1966 Mustang GT 289Posted on 2017-09-25
1966 Blue Mustang GT
The first-generation Ford Mustang was manufactured by Ford from March 1964 until 1973.
It was initially introduced as a hardtop and convertible with the fastback version put on sale in August 1964. At the time of its introduction, the Mustang, sharing its underpinnings with the Falcon, was slotted into a compact car segment.
Lee Iacocca's assistant general manager and chief engineer, Donald N. Frey was the head engineer for the Mustang project, supervising the development of the Mustang in a record 18 months from September 1962 to March 1964, while Iacocca himself championed the project as Ford Division general manager.
Drawing on inspiration from the mid-engined Ford Mustang I concept vehicle, Lee Iacocca ordered development of a new "small car" to vice-president of design at Ford, Eugene Bordinat.
The design teams had been given five goals for the design of the Mustang: It would seat four, have bucket seats and a floor mounted shifter, weigh no more than 2,500 pounds and be no more than 180 inches in length, sell for less than $2,500, and have multiple power, comfort, and luxury options.
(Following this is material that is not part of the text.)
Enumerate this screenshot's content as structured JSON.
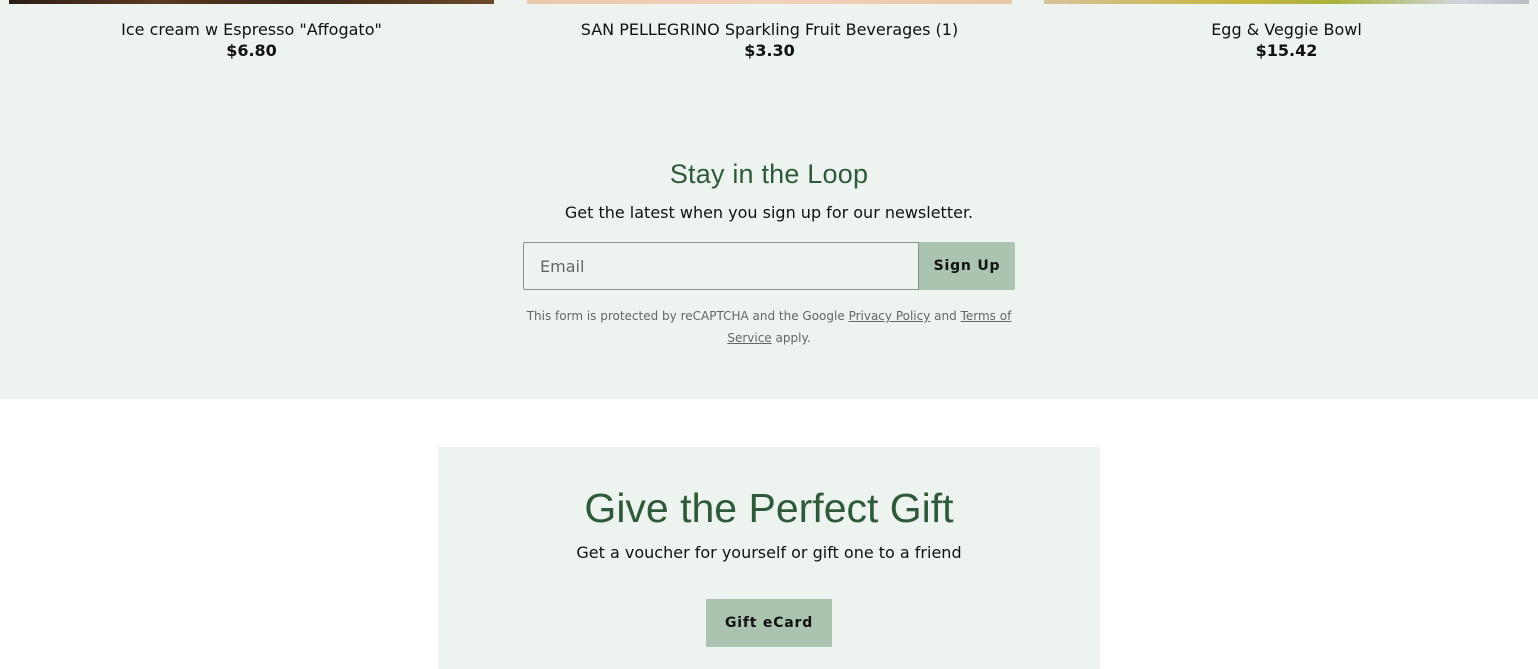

Since it was introduced four months before the normal start of the 1965 production year and manufactured alongside 1964 Ford Falcons and 1964 Mercury Comets, the earliest Mustangs are widely referred to as the 1964½ model. Nevertheless, all "1964½" cars were given 1965 U.S. standard VINs at the time of production, and, with limited exception to the earliest of promotional materials, were marketed by Ford as 1965 models.
Standard equipment for the early 1965 Mustangs included black front seat belts, a glove box light, and a padded dash board. Production began in March 1964 and official introduction following on April 17 at the 1964 World's Fair.
The 1966 Mustang debuted with moderate trim changes including a new grille, side ornamentation, wheel covers and gas cap. Ford's new C-4 "cruise-o-matic" three-speed auto transmission became available for the 225 hp V8.
A large number of new paint and interior color options, an AM/eight-track sound system, and one of the first AM/FM mono automobile radios were also offered. The Mustang would be the best-selling convertible in 1966, with 72,119 sold, beating the number two Impala by almost 2:1.
The 1966 Mustangs are differentiated by variations in the exterior, despite similar design. These variations include the emblem on the quarter-panels behind the doors. The 1966 models had the emblem smaller in height and had three horizontal bars extending from the design, resembling an "E".
The front intake grilles and ornaments were also different. The 1966 version was a "slotted" style and used the "Horse and Corral" emblem on the grille, the 1966 had bars removed.
This Blue Ford Mustang GT 289 we have here at Skyway Classics is a real head-turner with the Blue and White Pony Interior. Don’t miss out on a chance to own and enjoy it. Give us a call and set up an appointment to see this one soon.
For more information on this beauty, call us at (941) 254-6608.